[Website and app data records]
= = = = = = =

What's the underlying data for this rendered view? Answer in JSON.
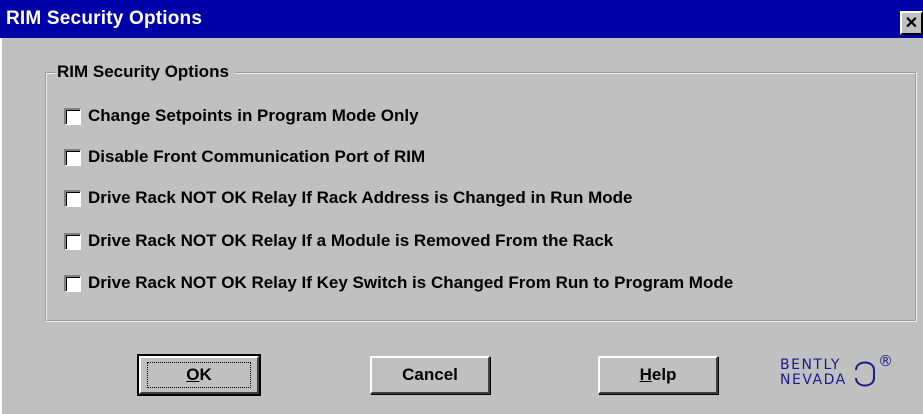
{
  "window": {
    "title": "RIM Security Options",
    "close_glyph": "✕"
  },
  "group": {
    "title": "RIM Security Options",
    "options": [
      {
        "label": "Change Setpoints in Program Mode Only",
        "checked": false
      },
      {
        "label": "Disable Front Communication Port of RIM",
        "checked": false
      },
      {
        "label": "Drive Rack NOT OK Relay If Rack Address is Changed in Run Mode",
        "checked": false
      },
      {
        "label": "Drive Rack NOT OK Relay If a Module is Removed From the Rack",
        "checked": false
      },
      {
        "label": "Drive Rack NOT OK Relay If Key Switch is Changed From Run to Program Mode",
        "checked": false
      }
    ]
  },
  "buttons": {
    "ok_mnemonic": "O",
    "ok_rest": "K",
    "cancel": "Cancel",
    "help_mnemonic": "H",
    "help_rest": "elp"
  },
  "logo": {
    "line1": "BENTLY",
    "line2": "NEVADA",
    "reg": "®"
  },
  "colors": {
    "titlebar": "#0000a8",
    "face": "#c0c0c0",
    "logo": "#1a1a8c"
  }
}
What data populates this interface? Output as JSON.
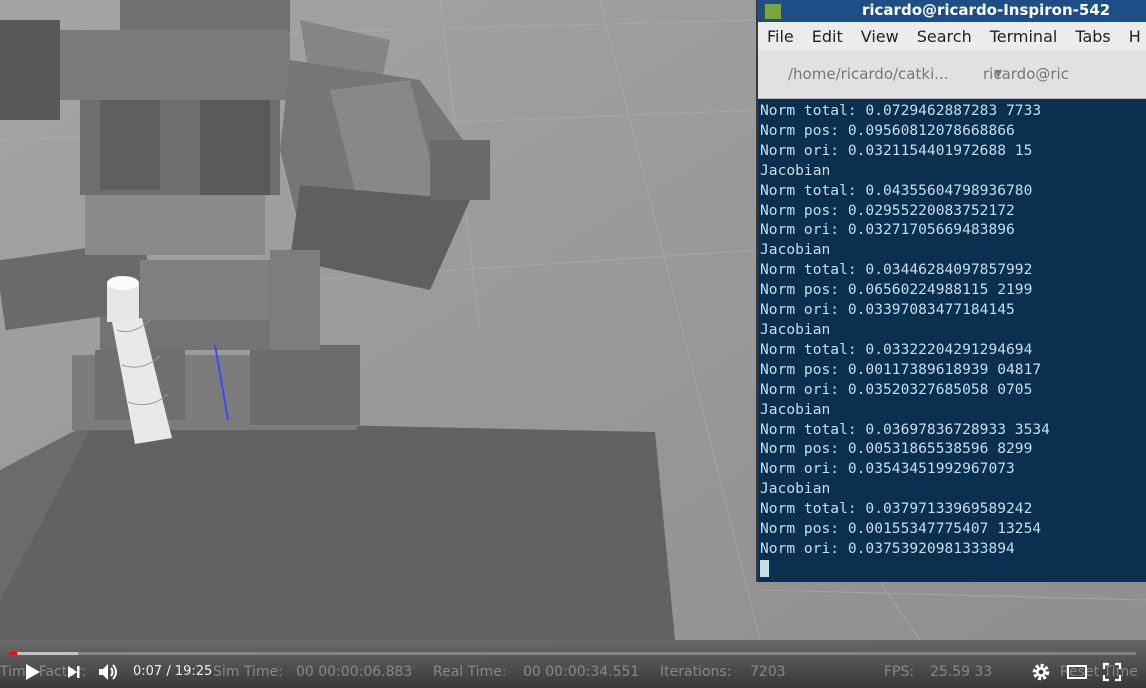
{
  "terminal": {
    "title": "ricardo@ricardo-Inspiron-542",
    "menu": [
      "File",
      "Edit",
      "View",
      "Search",
      "Terminal",
      "Tabs",
      "H"
    ],
    "tabs": [
      {
        "label": "/home/ricardo/catki...",
        "close": "▼"
      },
      {
        "label": "ricardo@ric"
      }
    ],
    "lines": [
      "Norm total: 0.0729462887283 7733",
      "Norm pos: 0.09560812078668866",
      "Norm ori: 0.0321154401972688 15",
      "Jacobian",
      "Norm total: 0.04355604798936780",
      "Norm pos: 0.02955220083752172",
      "Norm ori: 0.03271705669483896",
      "Jacobian",
      "Norm total: 0.03446284097857992",
      "Norm pos: 0.06560224988115 2199",
      "Norm ori: 0.03397083477184145",
      "Jacobian",
      "Norm total: 0.03322204291294694",
      "Norm pos: 0.00117389618939 04817",
      "Norm ori: 0.03520327685058 0705",
      "Jacobian",
      "Norm total: 0.03697836728933 3534",
      "Norm pos: 0.00531865538596 8299",
      "Norm ori: 0.03543451992967073",
      "Jacobian",
      "Norm total: 0.03797133969589242",
      "Norm pos: 0.00155347775407 13254",
      "Norm ori: 0.03753920981333894"
    ]
  },
  "gazebo_bar": {
    "time_factor_label": "Time Factor:",
    "sim_time_label": "Sim Time:",
    "sim_time_value": "00 00:00:06.883",
    "real_time_label": "Real Time:",
    "real_time_value": "00 00:00:34.551",
    "iterations_label": "Iterations:",
    "iterations_value": "7203",
    "fps_label": "FPS:",
    "fps_value": "25.59 33",
    "reset_label": "Reset Time"
  },
  "player": {
    "current_time": "0:07",
    "duration": "19:25",
    "time_separator": " / ",
    "progress": 0.006,
    "buffered": 0.06,
    "icons": {
      "play": "play-icon",
      "next": "next-icon",
      "volume": "volume-icon",
      "settings": "gear-icon",
      "theater": "theater-icon",
      "fullscreen": "fullscreen-icon"
    },
    "accent_color": "#ff0000"
  }
}
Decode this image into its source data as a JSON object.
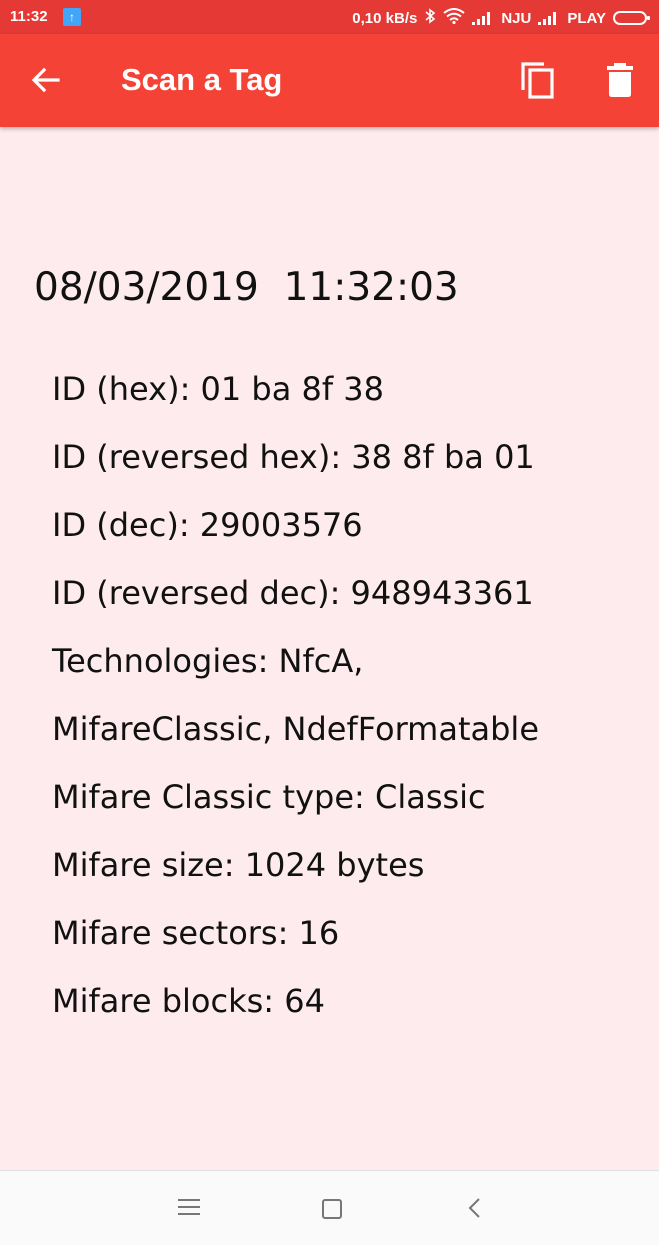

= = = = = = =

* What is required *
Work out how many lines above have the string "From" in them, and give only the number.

* Solution *
2